Due to pandemic-related disruptions, 25 million children missed their first dose of the measles vaccine last year while an additional 14.7 million did not get their second dose. This is leaving nearly 40 million children susceptible to measles, according to a joint report published by the World Health Organization (WHO) and the United States Centres for Disease Control and Prevention (CDC) on Wednesday.
In 2021, there were an estimated nine million cases of measles and 128,000 deaths caused by the disease globally (in 2019, 869,770 cases were recorded). 22 countries experienced large and disruptive outbreaks which in some cases have continued into this year.
"The paradox of the pandemic is that while vaccines against Covid-19 were developed in record time and deployed in the largest vaccination campaign in history, routine immunisation programmes were badly disrupted, and millions of children missed out on life-saving vaccinations against deadly diseases like measles," said WHO Director-General Tedros Adhanom Ghebreyesus.
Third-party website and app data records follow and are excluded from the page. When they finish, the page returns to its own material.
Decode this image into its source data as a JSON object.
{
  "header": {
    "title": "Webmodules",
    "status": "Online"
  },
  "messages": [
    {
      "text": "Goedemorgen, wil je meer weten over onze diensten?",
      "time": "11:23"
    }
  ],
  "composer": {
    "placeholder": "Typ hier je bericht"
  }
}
Measles anywhere is a threat everywhere
Vaccination coverage of at least 95% of two doses is required to reach herd immunity and protect communities against the disease. However, that is not the case anywhere as none of WHO's six worldwide regions have achieved and sustained the elimination of measles.
According to the report, only 81% of children are currently receiving their first vaccine dose and 71% get the second one.
The report warned that "measles anywhere is a threat everywhere" as the virus is incredibly contagious and spreads throughout communities and across borders with little difficulty. Therefore, the decline in vaccine coverage and continued interruptions towards immunisation have made measles an imminent threat globally.
However, the virus is entirely preventable through vaccination.
- Measles deaths increasing worldwide for the second year in a row
- Measles on the increase in Belgium and worldwide
"Measles outbreaks illustrate weaknesses in immunisation programmes, but public health officials can use outbreak response to identify communities at risk, understand causes of under-vaccination, and help deliver locally tailored solutions to ensure vaccinations are available to all," said Dr Rochelle P. Walensky, the CDC Director.
The report urged for coordinated action by all partners at all levels to prioritise towards immunising all unprotected children. It also stated that public health officials must accelerate and strengthen vaccination efforts now.